Bedard also noted that Bennett’s brother, Michael, was dealing with a very public situation with the Las Vegas police, which may have weighed on Martellus’ mind.
“Whatever the reasons were, on the field he was not producing,” Bedard said. “He had a lot of drops, he didn’t look enthusiastic, he couldn’t block, he was just struggling at a lot of stuff. I think when teams looked at should we claim Martellus Bennett, the first thing you do is you turn on the film and they probably came away and said, ‘Nah, not interested.'”
The Aaron Rodgers injury also likely didn’t help matters.
“You sign as a free agent and then all of a sudden you have Brett Hundley throwing to you, maybe you’re not as enthusiastic. But a lot of this stuff was going on even when Aaron was playing,” Bedard said.
Of course, Bedard noted that playing in New England could certainly change his approach and give him a bit of an enthusiasm boost for the second half of the year.
As for the reported torn rotator cuff Bennett is dealing with, Bedard said Bennett’s effectiveness and ability to play will depend on the severity.
“If it’s completely torn, no he can’t really play on it. But if it’s half-torn, like it probably was most of last season, then yeah, it just takes a lot of maintenance,” Bedard said. “It’s a problem both in blocking … and also trying to make catches, stretching out, going over his head, to the side, especially if [Tom] Brady’s throwing the ball with any heat, that can be pretty painful. But as long as it’s not completely torn, it’s almost a pain threshold type of thing. And if he wants to take painkillers to get through it, that could help him.”
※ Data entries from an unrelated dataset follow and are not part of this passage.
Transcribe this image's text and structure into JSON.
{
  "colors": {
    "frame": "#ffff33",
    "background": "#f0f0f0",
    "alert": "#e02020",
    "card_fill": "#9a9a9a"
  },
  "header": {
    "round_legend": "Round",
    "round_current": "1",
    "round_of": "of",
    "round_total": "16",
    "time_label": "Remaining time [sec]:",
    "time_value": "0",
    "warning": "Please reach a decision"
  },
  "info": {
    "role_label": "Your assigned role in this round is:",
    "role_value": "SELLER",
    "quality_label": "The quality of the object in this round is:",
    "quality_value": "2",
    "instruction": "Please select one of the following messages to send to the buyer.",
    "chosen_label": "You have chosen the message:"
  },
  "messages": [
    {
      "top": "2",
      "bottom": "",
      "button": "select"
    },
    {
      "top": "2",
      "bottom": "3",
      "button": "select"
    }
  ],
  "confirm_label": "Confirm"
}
The MMQB’s Albert Breer also joined Toucher & Rich on Friday, and explained why Bennett was available to the Patriots.
“Well let’s start with what he said publicly, which he basically said he’s going to retire. And when guys start to talk like that, mentally they’re already retired,” Breer said. “That’s the rule of thumb. So I think as far as him getting past teams like the Giants and the Browns, the teams where the season’s over, there’s no sense in them picking up someone like that, where there’s the potential it could affect your locker room and you’re not going anywhere anyway. So that takes … a dozen teams off the table?
“And then you get past that, and you get to teams that are contending, and most of them don’t have a real idea of how he’ll fit into the framework of what they’re doing. And so they’re probably looking at it and saying he had 24 catches for 233 yards and no touchdowns, he’s talking about retiring, and he’s got a big mouth. Do we really want to bring that in our mix?”
Listen to the full interview above!